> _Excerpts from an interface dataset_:
-=-=-

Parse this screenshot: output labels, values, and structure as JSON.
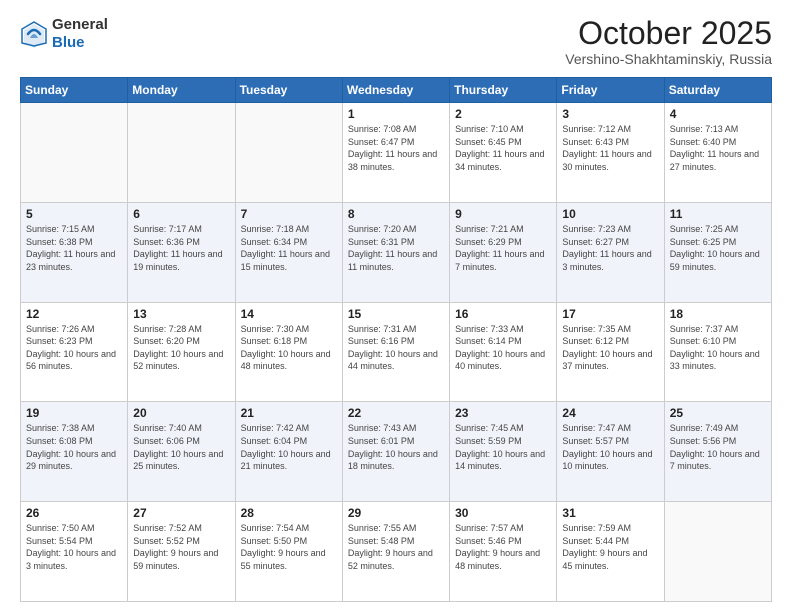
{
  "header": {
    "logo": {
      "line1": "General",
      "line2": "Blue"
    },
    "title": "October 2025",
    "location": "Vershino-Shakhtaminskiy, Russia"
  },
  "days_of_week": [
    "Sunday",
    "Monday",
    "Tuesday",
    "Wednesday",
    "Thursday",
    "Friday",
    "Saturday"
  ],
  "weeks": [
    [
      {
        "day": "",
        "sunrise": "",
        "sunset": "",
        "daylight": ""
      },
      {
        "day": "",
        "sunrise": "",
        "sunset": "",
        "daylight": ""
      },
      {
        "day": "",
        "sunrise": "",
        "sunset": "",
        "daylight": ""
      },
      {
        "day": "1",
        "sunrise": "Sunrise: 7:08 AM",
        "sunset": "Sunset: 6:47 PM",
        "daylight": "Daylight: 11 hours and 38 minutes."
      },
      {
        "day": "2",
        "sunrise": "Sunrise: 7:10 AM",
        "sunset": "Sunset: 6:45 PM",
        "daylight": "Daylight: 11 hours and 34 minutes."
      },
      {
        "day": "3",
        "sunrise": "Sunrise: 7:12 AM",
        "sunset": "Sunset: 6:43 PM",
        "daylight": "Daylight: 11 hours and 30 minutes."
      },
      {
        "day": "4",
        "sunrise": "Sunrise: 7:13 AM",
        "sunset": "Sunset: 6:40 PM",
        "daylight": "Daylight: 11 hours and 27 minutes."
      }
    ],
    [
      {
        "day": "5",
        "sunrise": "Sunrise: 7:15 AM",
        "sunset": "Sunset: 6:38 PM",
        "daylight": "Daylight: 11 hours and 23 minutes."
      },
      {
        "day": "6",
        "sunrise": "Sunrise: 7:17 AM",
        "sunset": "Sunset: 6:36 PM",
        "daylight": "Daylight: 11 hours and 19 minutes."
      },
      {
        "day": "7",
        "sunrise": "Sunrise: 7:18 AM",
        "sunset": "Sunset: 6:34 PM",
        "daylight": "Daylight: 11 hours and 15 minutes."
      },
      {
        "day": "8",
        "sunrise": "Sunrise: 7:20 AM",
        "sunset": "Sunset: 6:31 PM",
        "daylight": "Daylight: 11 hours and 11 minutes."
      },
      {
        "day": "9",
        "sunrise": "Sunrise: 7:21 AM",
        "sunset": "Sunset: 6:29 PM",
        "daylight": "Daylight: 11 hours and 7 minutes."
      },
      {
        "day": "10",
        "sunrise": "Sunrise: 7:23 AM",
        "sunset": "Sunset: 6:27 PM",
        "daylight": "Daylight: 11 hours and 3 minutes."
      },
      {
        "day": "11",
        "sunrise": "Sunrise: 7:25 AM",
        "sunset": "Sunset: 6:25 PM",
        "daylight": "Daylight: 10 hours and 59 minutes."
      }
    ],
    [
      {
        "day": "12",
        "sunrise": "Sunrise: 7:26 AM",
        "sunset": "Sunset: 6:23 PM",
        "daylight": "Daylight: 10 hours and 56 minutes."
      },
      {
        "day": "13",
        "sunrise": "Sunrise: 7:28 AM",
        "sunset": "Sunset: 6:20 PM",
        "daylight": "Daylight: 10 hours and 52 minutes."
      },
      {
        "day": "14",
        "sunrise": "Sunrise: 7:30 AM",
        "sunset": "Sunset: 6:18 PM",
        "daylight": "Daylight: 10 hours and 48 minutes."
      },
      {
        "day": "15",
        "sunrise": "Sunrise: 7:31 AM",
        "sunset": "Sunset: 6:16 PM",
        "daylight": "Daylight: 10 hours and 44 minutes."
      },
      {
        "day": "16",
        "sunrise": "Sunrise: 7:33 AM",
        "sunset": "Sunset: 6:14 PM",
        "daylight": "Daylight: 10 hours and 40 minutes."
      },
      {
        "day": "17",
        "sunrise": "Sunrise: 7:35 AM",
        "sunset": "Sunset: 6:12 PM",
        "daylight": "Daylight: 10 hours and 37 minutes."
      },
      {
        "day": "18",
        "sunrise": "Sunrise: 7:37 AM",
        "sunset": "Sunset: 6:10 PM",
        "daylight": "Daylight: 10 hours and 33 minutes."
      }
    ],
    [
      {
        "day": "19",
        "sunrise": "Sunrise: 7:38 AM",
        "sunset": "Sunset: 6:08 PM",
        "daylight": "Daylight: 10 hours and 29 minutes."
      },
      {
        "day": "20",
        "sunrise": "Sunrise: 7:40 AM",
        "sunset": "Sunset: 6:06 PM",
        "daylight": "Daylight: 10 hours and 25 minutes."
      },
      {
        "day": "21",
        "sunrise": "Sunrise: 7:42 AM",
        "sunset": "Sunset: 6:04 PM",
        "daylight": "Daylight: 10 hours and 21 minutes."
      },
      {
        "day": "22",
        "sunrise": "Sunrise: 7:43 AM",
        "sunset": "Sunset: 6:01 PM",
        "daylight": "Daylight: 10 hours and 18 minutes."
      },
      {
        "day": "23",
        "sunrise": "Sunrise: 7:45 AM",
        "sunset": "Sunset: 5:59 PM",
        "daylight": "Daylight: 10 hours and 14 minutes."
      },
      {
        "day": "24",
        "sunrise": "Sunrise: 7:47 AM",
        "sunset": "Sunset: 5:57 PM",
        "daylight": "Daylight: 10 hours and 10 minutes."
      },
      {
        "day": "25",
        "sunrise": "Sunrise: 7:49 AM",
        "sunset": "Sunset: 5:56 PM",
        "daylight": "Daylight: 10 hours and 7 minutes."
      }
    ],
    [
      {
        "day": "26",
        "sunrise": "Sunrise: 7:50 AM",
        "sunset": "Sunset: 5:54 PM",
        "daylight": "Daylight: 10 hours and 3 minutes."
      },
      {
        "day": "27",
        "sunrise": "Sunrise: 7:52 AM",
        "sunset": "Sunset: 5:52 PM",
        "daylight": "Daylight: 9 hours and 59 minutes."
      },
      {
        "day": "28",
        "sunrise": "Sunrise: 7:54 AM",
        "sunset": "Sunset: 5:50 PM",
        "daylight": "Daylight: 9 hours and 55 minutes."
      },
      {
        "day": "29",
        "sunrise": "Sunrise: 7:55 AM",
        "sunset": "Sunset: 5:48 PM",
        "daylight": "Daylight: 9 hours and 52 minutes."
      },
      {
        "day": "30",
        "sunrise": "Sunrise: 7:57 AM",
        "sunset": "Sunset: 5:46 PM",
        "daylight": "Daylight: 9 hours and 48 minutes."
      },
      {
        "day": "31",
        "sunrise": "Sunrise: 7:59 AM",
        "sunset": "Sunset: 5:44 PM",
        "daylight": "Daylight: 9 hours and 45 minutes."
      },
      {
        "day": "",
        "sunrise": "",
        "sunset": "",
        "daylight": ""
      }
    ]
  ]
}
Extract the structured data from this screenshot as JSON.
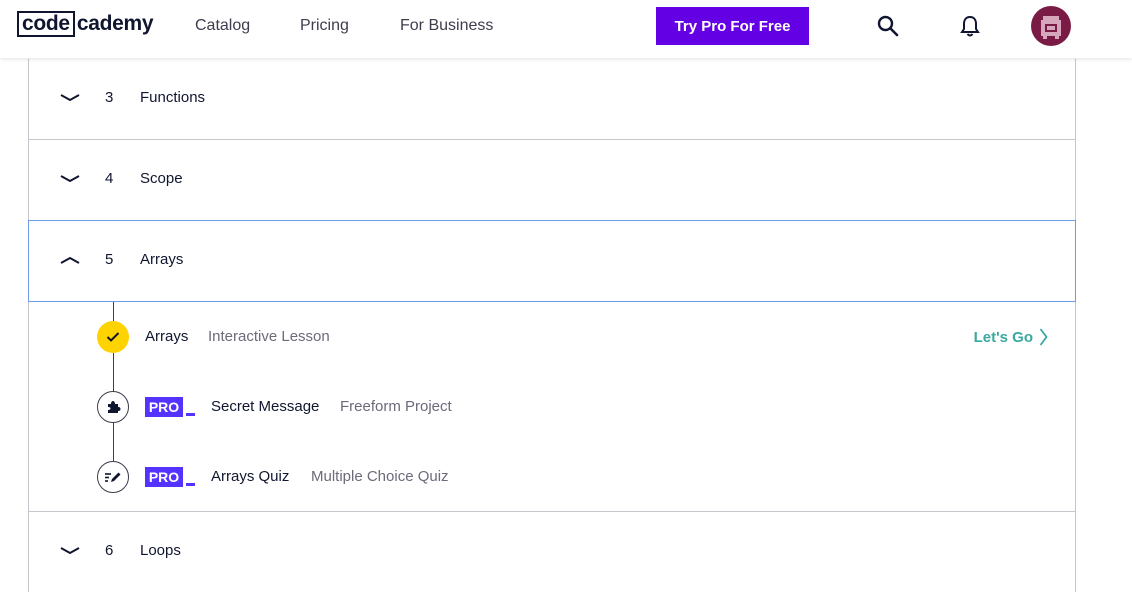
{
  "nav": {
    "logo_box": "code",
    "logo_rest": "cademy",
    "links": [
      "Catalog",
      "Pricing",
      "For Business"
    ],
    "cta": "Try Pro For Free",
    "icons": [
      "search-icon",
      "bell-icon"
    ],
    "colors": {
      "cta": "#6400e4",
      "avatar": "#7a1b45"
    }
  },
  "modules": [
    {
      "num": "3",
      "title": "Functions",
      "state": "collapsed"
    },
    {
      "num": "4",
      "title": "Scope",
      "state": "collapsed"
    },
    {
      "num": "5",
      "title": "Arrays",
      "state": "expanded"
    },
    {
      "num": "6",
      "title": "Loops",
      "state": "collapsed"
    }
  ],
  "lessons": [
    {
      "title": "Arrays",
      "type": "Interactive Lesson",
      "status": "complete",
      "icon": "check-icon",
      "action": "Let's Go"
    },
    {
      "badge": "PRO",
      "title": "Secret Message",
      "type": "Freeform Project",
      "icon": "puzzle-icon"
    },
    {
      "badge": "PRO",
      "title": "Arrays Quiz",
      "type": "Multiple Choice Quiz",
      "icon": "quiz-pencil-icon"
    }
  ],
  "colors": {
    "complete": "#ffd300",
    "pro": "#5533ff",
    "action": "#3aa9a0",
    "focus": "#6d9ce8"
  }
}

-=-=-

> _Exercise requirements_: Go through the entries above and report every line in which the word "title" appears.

> _Result below_:
    "title": "October 2025",
      "title": "Functions",
      "title": "Scope",
      "title": "Arrays",
      "title": "Loops",
      "title": "Arrays",
      "title": "Secret Message",
      "title": "Arrays Quiz",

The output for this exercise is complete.